Directions for this task: Answer with a number only: how many lines of the data contain "gold"?

Data records:
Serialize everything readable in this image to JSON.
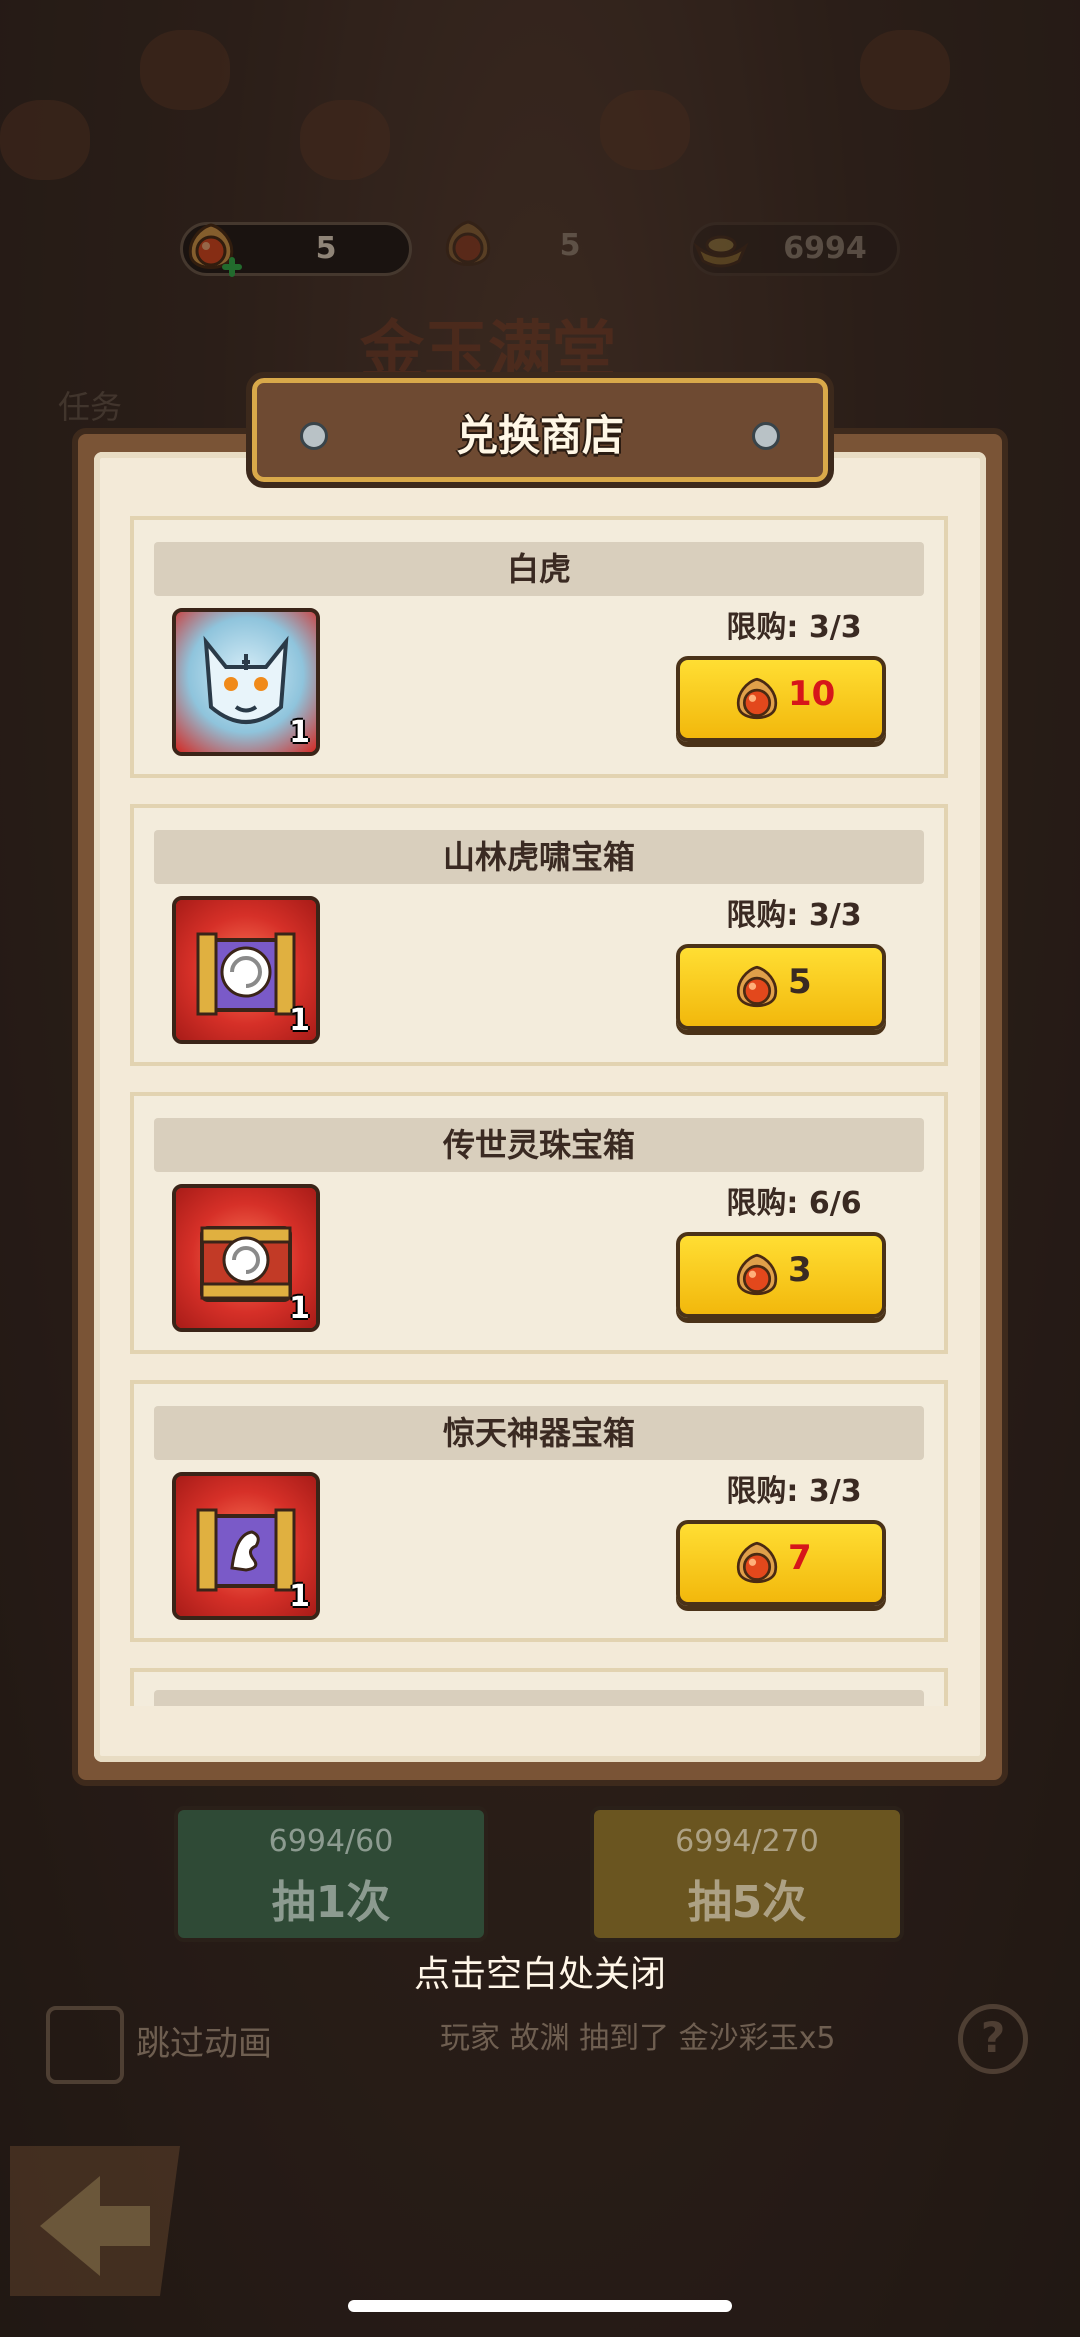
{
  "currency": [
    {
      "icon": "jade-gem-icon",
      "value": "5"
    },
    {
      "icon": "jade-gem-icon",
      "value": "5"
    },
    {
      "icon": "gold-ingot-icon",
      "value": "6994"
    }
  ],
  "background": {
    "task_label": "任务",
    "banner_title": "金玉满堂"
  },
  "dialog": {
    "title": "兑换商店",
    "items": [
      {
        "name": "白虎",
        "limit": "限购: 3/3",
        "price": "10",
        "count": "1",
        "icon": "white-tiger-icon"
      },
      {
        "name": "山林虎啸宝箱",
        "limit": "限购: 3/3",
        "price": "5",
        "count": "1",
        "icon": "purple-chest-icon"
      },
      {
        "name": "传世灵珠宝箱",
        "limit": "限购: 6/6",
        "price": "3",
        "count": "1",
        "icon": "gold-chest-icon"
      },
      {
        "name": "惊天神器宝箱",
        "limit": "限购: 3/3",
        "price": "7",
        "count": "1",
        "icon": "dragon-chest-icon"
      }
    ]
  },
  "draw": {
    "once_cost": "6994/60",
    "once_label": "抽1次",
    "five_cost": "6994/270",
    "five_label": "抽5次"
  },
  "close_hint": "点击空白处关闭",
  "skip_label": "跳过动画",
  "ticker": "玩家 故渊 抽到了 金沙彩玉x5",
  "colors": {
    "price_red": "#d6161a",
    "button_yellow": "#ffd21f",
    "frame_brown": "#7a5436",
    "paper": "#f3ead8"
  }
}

Your response: 2